▶ **About this task**:
Where a line in the entries below contains the word "value", it counts; give the total by itself.

——

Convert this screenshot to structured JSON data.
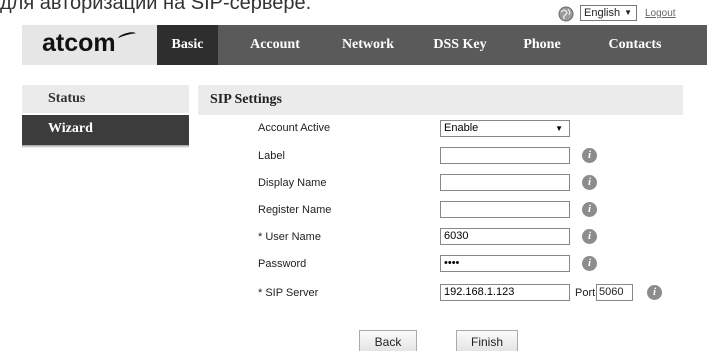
{
  "caption": "для авторизации на SIP-сервере.",
  "header": {
    "language": "English",
    "logout": "Logout"
  },
  "logo": "atcom",
  "nav": {
    "tabs": [
      "Basic",
      "Account",
      "Network",
      "DSS Key",
      "Phone",
      "Contacts"
    ],
    "active": "Basic"
  },
  "sidebar": {
    "items": [
      "Status",
      "Wizard"
    ],
    "active": "Wizard"
  },
  "panel": {
    "title": "SIP Settings",
    "fields": {
      "account_active": {
        "label": "Account Active",
        "value": "Enable"
      },
      "label": {
        "label": "Label",
        "value": ""
      },
      "display_name": {
        "label": "Display Name",
        "value": ""
      },
      "register_name": {
        "label": "Register Name",
        "value": ""
      },
      "user_name": {
        "label": "* User Name",
        "value": "6030"
      },
      "password": {
        "label": "Password",
        "value": "••••"
      },
      "sip_server": {
        "label": "* SIP Server",
        "value": "192.168.1.123"
      }
    },
    "port": {
      "label": "Port",
      "value": "5060"
    },
    "info_glyph": "i"
  },
  "buttons": {
    "back": "Back",
    "finish": "Finish"
  },
  "colors": {
    "nav_bg": "#5a5a5a",
    "nav_active": "#2e2e2e",
    "sidebar_active": "#3c3c3c",
    "panel_header": "#ebebeb",
    "info_icon": "#8c8c8c"
  }
}
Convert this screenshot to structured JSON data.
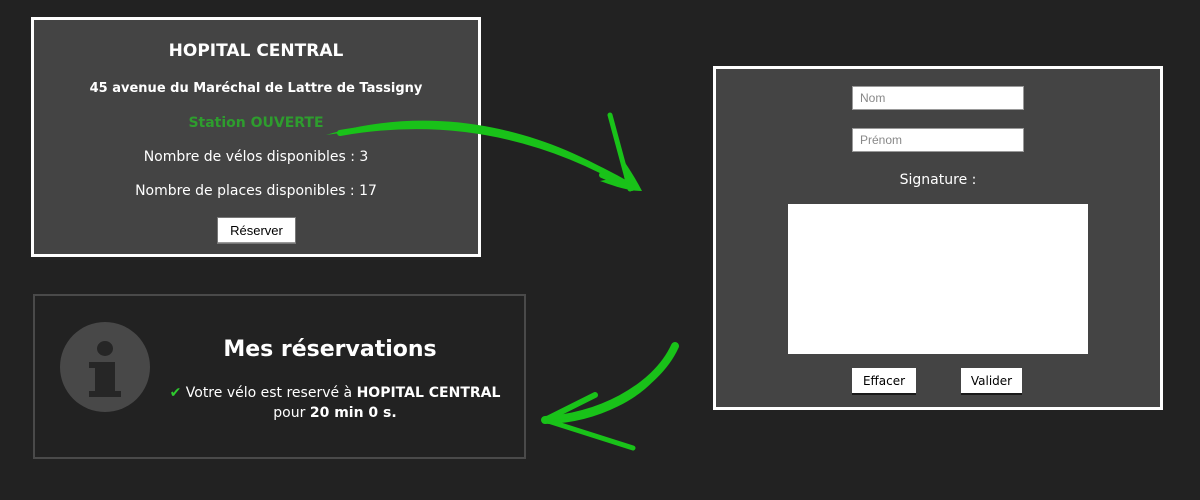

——

▶ **Result of this exercise**:
8